## [Required work]
Find the lines below that include the word "subtitle" and report how many there are, with no other text.

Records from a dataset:
= = = = = = =

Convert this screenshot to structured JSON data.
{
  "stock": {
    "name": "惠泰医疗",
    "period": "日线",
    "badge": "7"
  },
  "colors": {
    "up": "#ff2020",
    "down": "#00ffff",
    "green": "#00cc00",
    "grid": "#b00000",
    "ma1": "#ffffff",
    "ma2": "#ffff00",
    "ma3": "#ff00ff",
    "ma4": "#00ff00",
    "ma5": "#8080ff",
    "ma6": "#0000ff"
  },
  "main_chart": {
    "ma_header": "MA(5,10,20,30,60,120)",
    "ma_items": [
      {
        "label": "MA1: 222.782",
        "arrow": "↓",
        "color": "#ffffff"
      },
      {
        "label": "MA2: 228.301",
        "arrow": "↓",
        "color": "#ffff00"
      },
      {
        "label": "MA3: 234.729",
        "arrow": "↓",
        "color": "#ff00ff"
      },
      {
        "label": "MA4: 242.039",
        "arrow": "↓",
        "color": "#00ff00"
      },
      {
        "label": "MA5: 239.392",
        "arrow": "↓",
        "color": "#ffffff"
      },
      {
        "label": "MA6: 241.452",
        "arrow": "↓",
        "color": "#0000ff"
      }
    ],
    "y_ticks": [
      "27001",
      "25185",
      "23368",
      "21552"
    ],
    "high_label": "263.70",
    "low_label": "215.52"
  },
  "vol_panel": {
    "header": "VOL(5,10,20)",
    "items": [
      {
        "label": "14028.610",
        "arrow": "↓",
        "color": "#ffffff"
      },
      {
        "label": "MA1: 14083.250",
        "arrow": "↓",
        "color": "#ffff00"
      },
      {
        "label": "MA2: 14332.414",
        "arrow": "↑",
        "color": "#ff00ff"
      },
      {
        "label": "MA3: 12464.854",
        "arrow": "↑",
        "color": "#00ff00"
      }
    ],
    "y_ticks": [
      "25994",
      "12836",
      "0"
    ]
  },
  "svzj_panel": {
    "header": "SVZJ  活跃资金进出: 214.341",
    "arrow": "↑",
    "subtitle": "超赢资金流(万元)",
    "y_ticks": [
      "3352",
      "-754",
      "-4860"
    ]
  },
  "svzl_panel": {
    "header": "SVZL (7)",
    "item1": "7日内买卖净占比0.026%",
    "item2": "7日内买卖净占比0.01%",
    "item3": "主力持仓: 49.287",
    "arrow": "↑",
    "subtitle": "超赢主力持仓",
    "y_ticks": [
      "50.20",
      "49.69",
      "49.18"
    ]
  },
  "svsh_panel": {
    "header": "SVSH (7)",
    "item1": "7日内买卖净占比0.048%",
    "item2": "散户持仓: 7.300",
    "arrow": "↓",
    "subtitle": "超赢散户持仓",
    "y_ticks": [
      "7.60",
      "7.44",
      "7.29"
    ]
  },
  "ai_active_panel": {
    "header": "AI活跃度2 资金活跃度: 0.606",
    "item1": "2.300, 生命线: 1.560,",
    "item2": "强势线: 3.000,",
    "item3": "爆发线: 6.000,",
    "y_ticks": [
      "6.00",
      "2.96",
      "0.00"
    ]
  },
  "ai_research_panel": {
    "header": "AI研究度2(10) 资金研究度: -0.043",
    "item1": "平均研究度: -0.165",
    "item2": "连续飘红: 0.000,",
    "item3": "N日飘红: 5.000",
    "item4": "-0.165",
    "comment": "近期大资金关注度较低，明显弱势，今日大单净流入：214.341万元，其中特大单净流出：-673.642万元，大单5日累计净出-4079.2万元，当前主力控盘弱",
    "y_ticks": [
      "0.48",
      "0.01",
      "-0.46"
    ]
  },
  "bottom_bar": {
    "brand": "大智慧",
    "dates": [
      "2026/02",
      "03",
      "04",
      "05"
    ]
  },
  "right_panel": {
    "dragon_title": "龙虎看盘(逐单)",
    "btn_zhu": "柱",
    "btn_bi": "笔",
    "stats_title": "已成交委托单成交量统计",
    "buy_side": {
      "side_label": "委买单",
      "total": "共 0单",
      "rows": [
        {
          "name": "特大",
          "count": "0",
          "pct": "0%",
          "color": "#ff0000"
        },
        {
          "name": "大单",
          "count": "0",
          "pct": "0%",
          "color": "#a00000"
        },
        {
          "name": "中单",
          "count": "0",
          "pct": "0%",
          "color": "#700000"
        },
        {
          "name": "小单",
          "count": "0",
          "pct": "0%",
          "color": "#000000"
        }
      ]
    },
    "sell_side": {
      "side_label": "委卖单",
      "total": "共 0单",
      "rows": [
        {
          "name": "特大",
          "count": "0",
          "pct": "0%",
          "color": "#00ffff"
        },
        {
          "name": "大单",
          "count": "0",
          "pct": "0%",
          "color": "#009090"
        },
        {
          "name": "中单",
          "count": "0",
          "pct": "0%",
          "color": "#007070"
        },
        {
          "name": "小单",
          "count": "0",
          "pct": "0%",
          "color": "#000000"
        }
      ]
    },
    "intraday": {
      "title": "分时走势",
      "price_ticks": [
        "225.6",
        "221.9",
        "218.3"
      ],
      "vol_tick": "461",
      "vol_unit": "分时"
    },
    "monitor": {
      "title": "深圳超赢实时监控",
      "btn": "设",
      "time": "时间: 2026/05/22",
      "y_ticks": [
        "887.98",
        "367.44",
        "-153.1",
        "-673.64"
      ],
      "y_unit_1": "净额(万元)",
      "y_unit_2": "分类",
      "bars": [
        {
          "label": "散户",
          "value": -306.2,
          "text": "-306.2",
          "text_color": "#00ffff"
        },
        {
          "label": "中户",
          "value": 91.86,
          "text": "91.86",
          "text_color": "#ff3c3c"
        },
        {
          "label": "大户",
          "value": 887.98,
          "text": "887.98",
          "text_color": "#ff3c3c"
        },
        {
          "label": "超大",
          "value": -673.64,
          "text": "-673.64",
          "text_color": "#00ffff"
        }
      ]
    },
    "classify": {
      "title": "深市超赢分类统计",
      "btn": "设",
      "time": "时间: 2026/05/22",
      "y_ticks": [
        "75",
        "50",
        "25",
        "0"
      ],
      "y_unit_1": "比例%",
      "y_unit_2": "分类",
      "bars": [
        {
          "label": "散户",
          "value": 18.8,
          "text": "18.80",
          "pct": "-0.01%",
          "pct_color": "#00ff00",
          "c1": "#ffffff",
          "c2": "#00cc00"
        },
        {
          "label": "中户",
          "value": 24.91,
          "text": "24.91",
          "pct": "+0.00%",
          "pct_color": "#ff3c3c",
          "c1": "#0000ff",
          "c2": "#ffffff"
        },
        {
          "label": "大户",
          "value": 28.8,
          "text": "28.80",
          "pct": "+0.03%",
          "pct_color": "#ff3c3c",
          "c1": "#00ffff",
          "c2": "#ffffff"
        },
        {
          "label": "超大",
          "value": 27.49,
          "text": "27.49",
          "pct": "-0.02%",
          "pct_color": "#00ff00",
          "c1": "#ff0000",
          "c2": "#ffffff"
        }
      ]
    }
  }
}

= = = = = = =

## [Written solution]
3